BEGIN EXERCISE INPUT

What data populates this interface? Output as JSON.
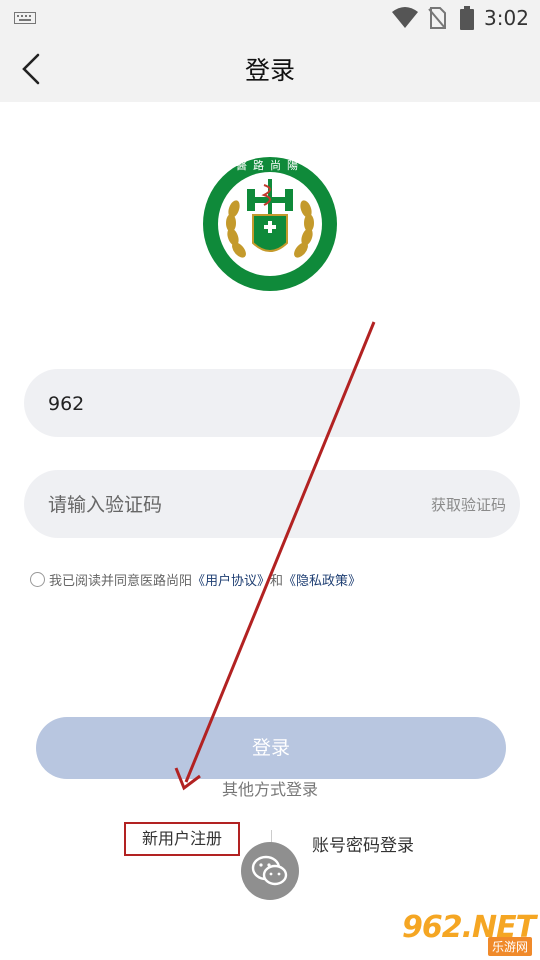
{
  "status_bar": {
    "time": "3:02",
    "icons": [
      "keyboard-icon",
      "wifi-icon",
      "no-sim-icon",
      "battery-icon"
    ]
  },
  "header": {
    "title": "登录",
    "back_icon": "chevron-left-icon"
  },
  "logo": {
    "top_text": "醫路尚陽",
    "ring_text": "SUNSHINE HEALTH GUARD",
    "colors": {
      "green": "#0f8a3a",
      "gold": "#c49a2c"
    }
  },
  "form": {
    "phone_value": "962",
    "code_placeholder": "请输入验证码",
    "get_code_label": "获取验证码"
  },
  "agreement": {
    "prefix": "我已阅读并同意医路尚阳",
    "user_agreement": "《用户协议》",
    "conjunction": "和",
    "privacy_policy": "《隐私政策》"
  },
  "actions": {
    "login_label": "登录",
    "other_methods_label": "其他方式登录",
    "register_label": "新用户注册",
    "password_login_label": "账号密码登录",
    "wechat_icon": "wechat-icon"
  },
  "watermark": {
    "main": "962.NET",
    "sub": "乐游网"
  },
  "colors": {
    "login_button": "#b8c6e0",
    "field_bg": "#eff0f3",
    "link": "#1f3f73",
    "annotation": "#b22222"
  }
}
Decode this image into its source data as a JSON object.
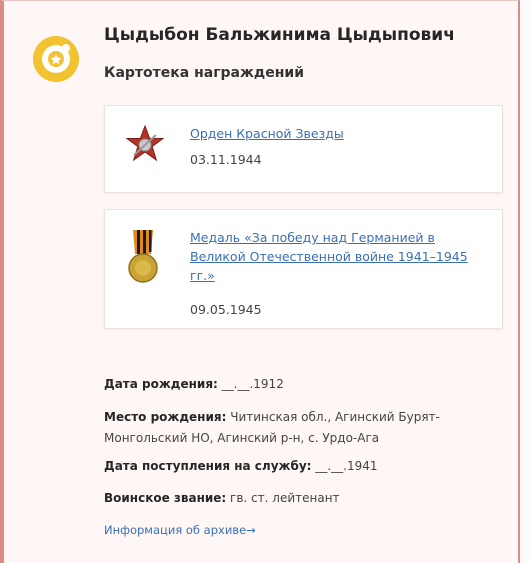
{
  "person": {
    "name": "Цыдыбон Бальжинима Цыдыпович",
    "section_title": "Картотека награждений"
  },
  "awards": [
    {
      "title": "Орден Красной Звезды",
      "date": "03.11.1944",
      "icon": "red-star-order-icon"
    },
    {
      "title": "Медаль «За победу над Германией в Великой Отечественной войне 1941–1945 гг.»",
      "date": "09.05.1945",
      "icon": "victory-medal-icon"
    }
  ],
  "details": {
    "birth_date_label": "Дата рождения:",
    "birth_date_value": "__.__.1912",
    "birth_place_label": "Место рождения:",
    "birth_place_value": "Читинская обл., Агинский Бурят-Монгольский НО, Агинский р-н, с. Урдо-Ага",
    "service_date_label": "Дата поступления на службу:",
    "service_date_value": "__.__.1941",
    "rank_label": "Воинское звание:",
    "rank_value": "гв. ст. лейтенант"
  },
  "archive_link": "Информация об архиве→",
  "colors": {
    "accent_gold": "#f2c230",
    "link_blue": "#3a6fb5",
    "card_border": "#d98c86"
  }
}
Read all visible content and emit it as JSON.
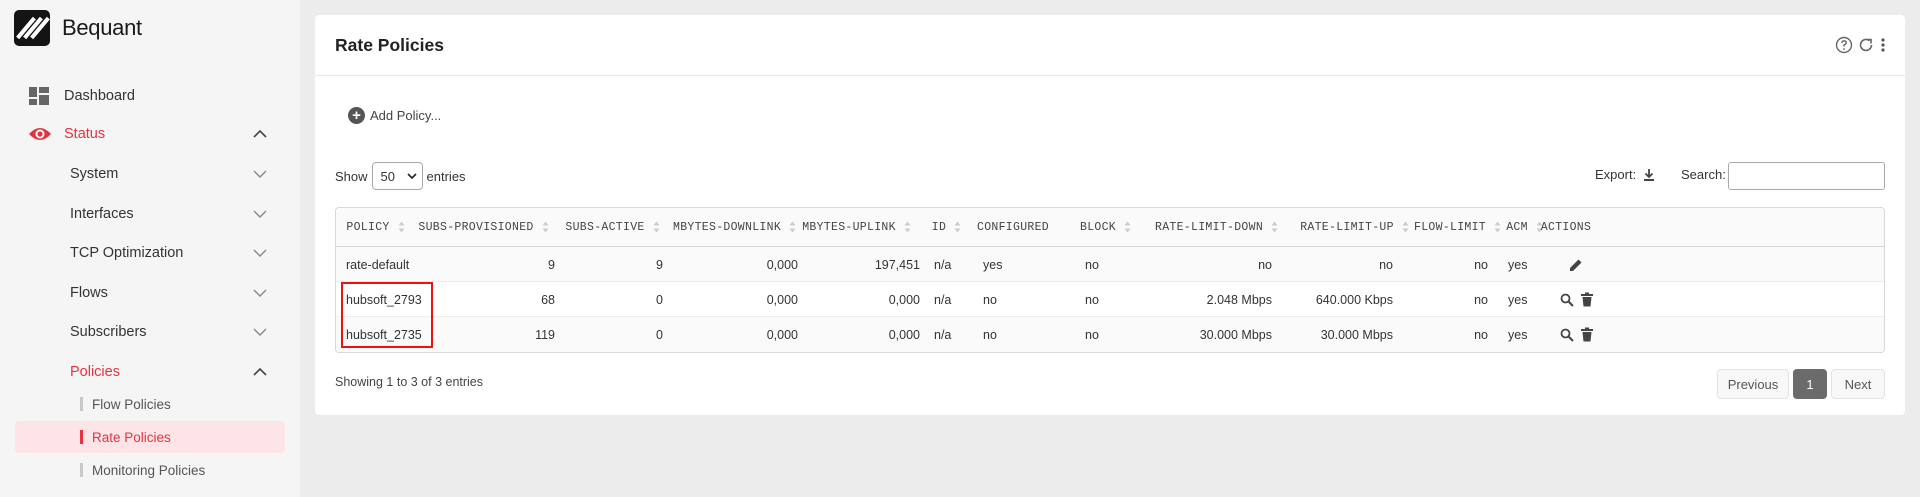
{
  "brand": {
    "name": "Bequant"
  },
  "sidebar": {
    "dashboard": "Dashboard",
    "status": "Status",
    "items": [
      {
        "label": "System"
      },
      {
        "label": "Interfaces"
      },
      {
        "label": "TCP Optimization"
      },
      {
        "label": "Flows"
      },
      {
        "label": "Subscribers"
      },
      {
        "label": "Policies"
      }
    ],
    "sub_items": [
      {
        "label": "Flow Policies"
      },
      {
        "label": "Rate Policies"
      },
      {
        "label": "Monitoring Policies"
      }
    ]
  },
  "card": {
    "title": "Rate Policies",
    "add_policy": "Add Policy...",
    "show": "Show",
    "entries_value": "50",
    "entries": "entries",
    "export": "Export:",
    "search": "Search:",
    "showing": "Showing 1 to 3 of 3 entries"
  },
  "table": {
    "headers": [
      "POLICY",
      "SUBS-PROVISIONED",
      "SUBS-ACTIVE",
      "MBYTES-DOWNLINK",
      "MBYTES-UPLINK",
      "ID",
      "CONFIGURED",
      "BLOCK",
      "RATE-LIMIT-DOWN",
      "RATE-LIMIT-UP",
      "FLOW-LIMIT",
      "ACM",
      "ACTIONS"
    ],
    "rows": [
      [
        "rate-default",
        "9",
        "9",
        "0,000",
        "197,451",
        "n/a",
        "yes",
        "no",
        "no",
        "no",
        "no",
        "yes"
      ],
      [
        "hubsoft_2793",
        "68",
        "0",
        "0,000",
        "0,000",
        "n/a",
        "no",
        "no",
        "2.048 Mbps",
        "640.000 Kbps",
        "no",
        "yes"
      ],
      [
        "hubsoft_2735",
        "119",
        "0",
        "0,000",
        "0,000",
        "n/a",
        "no",
        "no",
        "30.000 Mbps",
        "30.000 Mbps",
        "no",
        "yes"
      ]
    ]
  },
  "pager": {
    "previous": "Previous",
    "page": "1",
    "next": "Next"
  },
  "colors": {
    "accent": "#e3343f",
    "highlight": "#ee1111"
  }
}
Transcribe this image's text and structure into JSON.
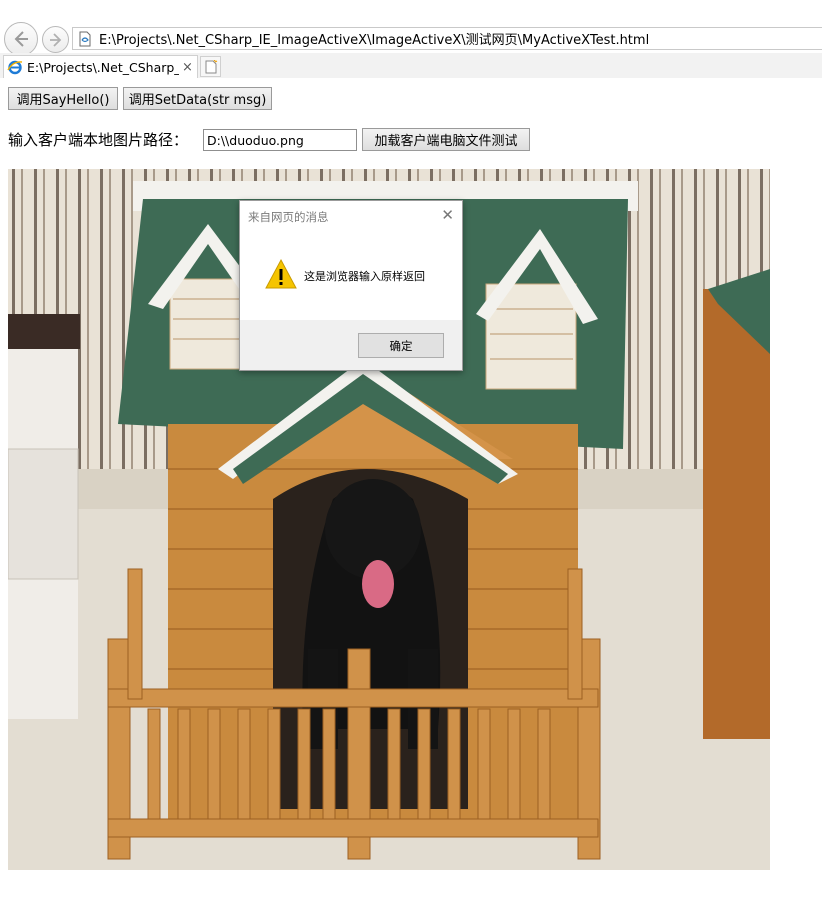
{
  "browser": {
    "address": "E:\\Projects\\.Net_CSharp_IE_ImageActiveX\\ImageActiveX\\测试网页\\MyActiveXTest.html",
    "tab_title": "E:\\Projects\\.Net_CSharp_I...",
    "tab_close": "×",
    "icons": [
      "back-arrow-icon",
      "forward-arrow-icon",
      "page-icon",
      "ie-logo-icon",
      "new-tab-icon"
    ]
  },
  "page": {
    "btn_say_hello": "调用SayHello()",
    "btn_set_data": "调用SetData(str msg)",
    "path_label": "输入客户端本地图片路径：",
    "path_value": "D:\\\\duoduo.png",
    "btn_load": "加载客户端电脑文件测试"
  },
  "dialog": {
    "title": "来自网页的消息",
    "close": "✕",
    "message": "这是浏览器输入原样返回",
    "ok_label": "确定",
    "icon": "warning-icon"
  },
  "colors": {
    "roof_green": "#3e6b55",
    "wood": "#c98a3e",
    "dialog_footer": "#f0f0f0"
  }
}
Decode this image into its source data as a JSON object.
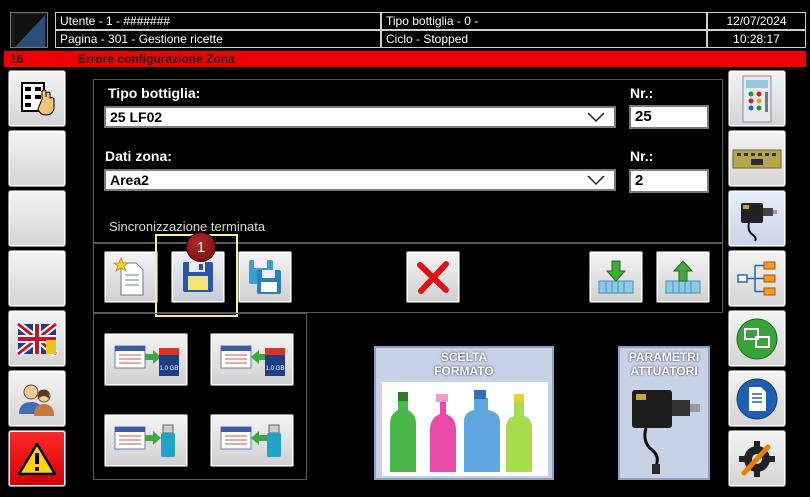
{
  "header": {
    "user": "Utente - 1 - #######",
    "page": "Pagina - 301 - Gestione ricette",
    "bottle_type": "Tipo bottiglia - 0 -",
    "cycle": "Ciclo - Stopped",
    "date": "12/07/2024",
    "time": "10:28:17"
  },
  "error": {
    "code": "16",
    "message": "Errore configurazione Zona"
  },
  "form": {
    "bottle_label": "Tipo bottiglia:",
    "bottle_value": "25 LF02",
    "bottle_nr_label": "Nr.:",
    "bottle_nr": "25",
    "zone_label": "Dati zona:",
    "zone_value": "Area2",
    "zone_nr_label": "Nr.:",
    "zone_nr": "2",
    "status": "Sincronizzazione terminata"
  },
  "annotation": {
    "badge": "1"
  },
  "media": {
    "sd_label": "1.0 GB"
  },
  "buttons": {
    "format": "SCELTA FORMATO",
    "actuators": "PARAMETRI ATTUATORI"
  },
  "colors": {
    "error_bar": "#ee0000",
    "highlight": "#f3ef9d",
    "badge": "#8b1a1a"
  }
}
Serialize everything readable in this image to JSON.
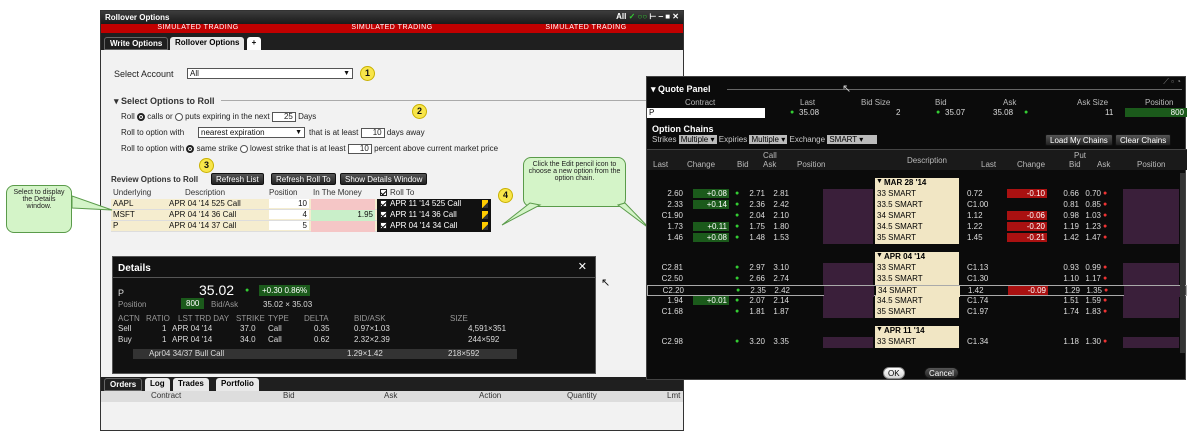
{
  "window": {
    "title": "Rollover Options",
    "indicators": "All",
    "sim": [
      "SIMULATED TRADING",
      "SIMULATED TRADING",
      "SIMULATED TRADING"
    ]
  },
  "tabs": [
    "Write Options",
    "Rollover Options",
    "+"
  ],
  "account": {
    "label": "Select Account",
    "value": "All"
  },
  "section": {
    "title": "Select Options to Roll"
  },
  "roll": {
    "roll": "Roll",
    "calls": "calls",
    "or": "or",
    "puts": "puts",
    "expiring": "expiring in the next",
    "days_value": "25",
    "days": "Days"
  },
  "roll_to1": {
    "label": "Roll to option with",
    "select": "nearest expiration",
    "that": "that is at least",
    "value": "10",
    "days_away": "days away"
  },
  "roll_to2": {
    "label": "Roll to option with",
    "same": "same strike",
    "lowest": "lowest strike that is at least",
    "value": "10",
    "pct": "percent above current market price"
  },
  "review": {
    "label": "Review Options to Roll",
    "refresh": "Refresh List",
    "refresh_to": "Refresh Roll To",
    "show_details": "Show Details Window"
  },
  "grid": {
    "headers": [
      "Underlying",
      "Description",
      "Position",
      "In The Money",
      "Roll To"
    ],
    "rows": [
      {
        "u": "AAPL",
        "d": "APR 04 '14 525 Call",
        "p": "10",
        "itm": "",
        "rt": "APR 11 '14 525 Call"
      },
      {
        "u": "MSFT",
        "d": "APR 04 '14 36 Call",
        "p": "4",
        "itm": "1.95",
        "rt": "APR 11 '14 36 Call"
      },
      {
        "u": "P",
        "d": "APR 04 '14 37 Call",
        "p": "5",
        "itm": "",
        "rt": "APR 04 '14 34 Call"
      }
    ]
  },
  "callouts": {
    "c1": "1",
    "c2": "2",
    "c3": "3",
    "c4": "4",
    "left": "Select to display the Details window.",
    "right": "Click the Edit pencil icon to choose a new option from the option chain."
  },
  "details": {
    "title": "Details",
    "sym": "P",
    "price": "35.02",
    "change": "+0.30 0.86%",
    "pos_label": "Position",
    "pos": "800",
    "bidask_label": "Bid/Ask",
    "bidask": "35.02 × 35.03",
    "headers": [
      "ACTN",
      "RATIO",
      "LST TRD DAY",
      "STRIKE",
      "TYPE",
      "DELTA",
      "BID/ASK",
      "SIZE"
    ],
    "rows": [
      {
        "a": "Sell",
        "r": "1",
        "l": "APR 04 '14",
        "s": "37.0",
        "t": "Call",
        "d": "0.35",
        "ba": "0.97×1.03",
        "sz": "4,591×351"
      },
      {
        "a": "Buy",
        "r": "1",
        "l": "APR 04 '14",
        "s": "34.0",
        "t": "Call",
        "d": "0.62",
        "ba": "2.32×2.39",
        "sz": "244×592"
      }
    ],
    "combo": {
      "name": "Apr04 34/37 Bull Call",
      "ba": "1.29×1.42",
      "sz": "218×592"
    }
  },
  "bottom_tabs": [
    "Orders",
    "Log",
    "Trades",
    "Portfolio"
  ],
  "orders_headers": [
    "Contract",
    "Bid",
    "Ask",
    "Action",
    "Quantity",
    "Lmt"
  ],
  "quote": {
    "title": "Quote Panel",
    "headers": [
      "Contract",
      "Last",
      "Bid Size",
      "Bid",
      "Ask",
      "Ask Size",
      "Position"
    ],
    "row": {
      "contract": "P",
      "last": "35.08",
      "bidsize": "2",
      "bid": "35.07",
      "ask": "35.08",
      "asksize": "11",
      "position": "800"
    },
    "chains_title": "Option Chains",
    "strikes": "Strikes",
    "strikes_val": "Multiple",
    "expiries": "Expiries",
    "expiries_val": "Multiple",
    "exchange": "Exchange",
    "exchange_val": "SMART",
    "load": "Load My Chains",
    "clear": "Clear Chains",
    "call": "Call",
    "put": "Put",
    "description": "Description",
    "call_headers": [
      "Last",
      "Change",
      "Bid",
      "Ask",
      "Position"
    ],
    "put_headers": [
      "Last",
      "Change",
      "Bid",
      "Ask",
      "Position"
    ],
    "ok": "OK",
    "cancel": "Cancel"
  },
  "chain": [
    {
      "hdr": "MAR 28 '14"
    },
    {
      "cl": "2.60",
      "cc": "+0.08",
      "cb": "2.71",
      "ca": "2.81",
      "d": "33 SMART",
      "pl": "0.72",
      "pc": "-0.10",
      "pb": "0.66",
      "pa": "0.70"
    },
    {
      "cl": "2.33",
      "cc": "+0.14",
      "cb": "2.36",
      "ca": "2.42",
      "d": "33.5 SMART",
      "pl": "C1.00",
      "pc": "",
      "pb": "0.81",
      "pa": "0.85"
    },
    {
      "cl": "C1.90",
      "cc": "",
      "cb": "2.04",
      "ca": "2.10",
      "d": "34 SMART",
      "pl": "1.12",
      "pc": "-0.06",
      "pb": "0.98",
      "pa": "1.03"
    },
    {
      "cl": "1.73",
      "cc": "+0.11",
      "cb": "1.75",
      "ca": "1.80",
      "d": "34.5 SMART",
      "pl": "1.22",
      "pc": "-0.20",
      "pb": "1.19",
      "pa": "1.23"
    },
    {
      "cl": "1.46",
      "cc": "+0.08",
      "cb": "1.48",
      "ca": "1.53",
      "d": "35 SMART",
      "pl": "1.45",
      "pc": "-0.21",
      "pb": "1.42",
      "pa": "1.47"
    },
    {
      "hdr": "APR 04 '14"
    },
    {
      "cl": "C2.81",
      "cc": "",
      "cb": "2.97",
      "ca": "3.10",
      "d": "33 SMART",
      "pl": "C1.13",
      "pc": "",
      "pb": "0.93",
      "pa": "0.99"
    },
    {
      "cl": "C2.50",
      "cc": "",
      "cb": "2.66",
      "ca": "2.74",
      "d": "33.5 SMART",
      "pl": "C1.30",
      "pc": "",
      "pb": "1.10",
      "pa": "1.17"
    },
    {
      "cl": "C2.20",
      "cc": "",
      "cb": "2.35",
      "ca": "2.42",
      "d": "34 SMART",
      "pl": "1.42",
      "pc": "-0.09",
      "pb": "1.29",
      "pa": "1.35"
    },
    {
      "cl": "1.94",
      "cc": "+0.01",
      "cb": "2.07",
      "ca": "2.14",
      "d": "34.5 SMART",
      "pl": "C1.74",
      "pc": "",
      "pb": "1.51",
      "pa": "1.59"
    },
    {
      "cl": "C1.68",
      "cc": "",
      "cb": "1.81",
      "ca": "1.87",
      "d": "35 SMART",
      "pl": "C1.97",
      "pc": "",
      "pb": "1.74",
      "pa": "1.83"
    },
    {
      "hdr": "APR 11 '14"
    },
    {
      "cl": "C2.98",
      "cc": "",
      "cb": "3.20",
      "ca": "3.35",
      "d": "33 SMART",
      "pl": "C1.34",
      "pc": "",
      "pb": "1.18",
      "pa": "1.30"
    }
  ]
}
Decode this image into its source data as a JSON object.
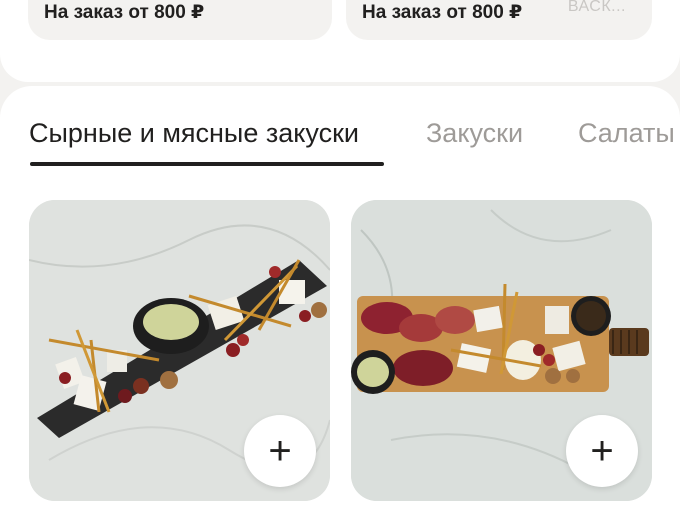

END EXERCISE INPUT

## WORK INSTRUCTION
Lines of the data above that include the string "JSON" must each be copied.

## ANSWER TO THE PROBLEM
What data populates this interface? Output as JSON.
Decode this image into its source data as a JSON object.
Read all visible content and emit it as JSON.
Transcribe this image's text and structure into JSON.
Decode this image into its source data as a JSON object.
Serialize everything readable in this image to JSON.
Decode this image into its source data as a JSON object.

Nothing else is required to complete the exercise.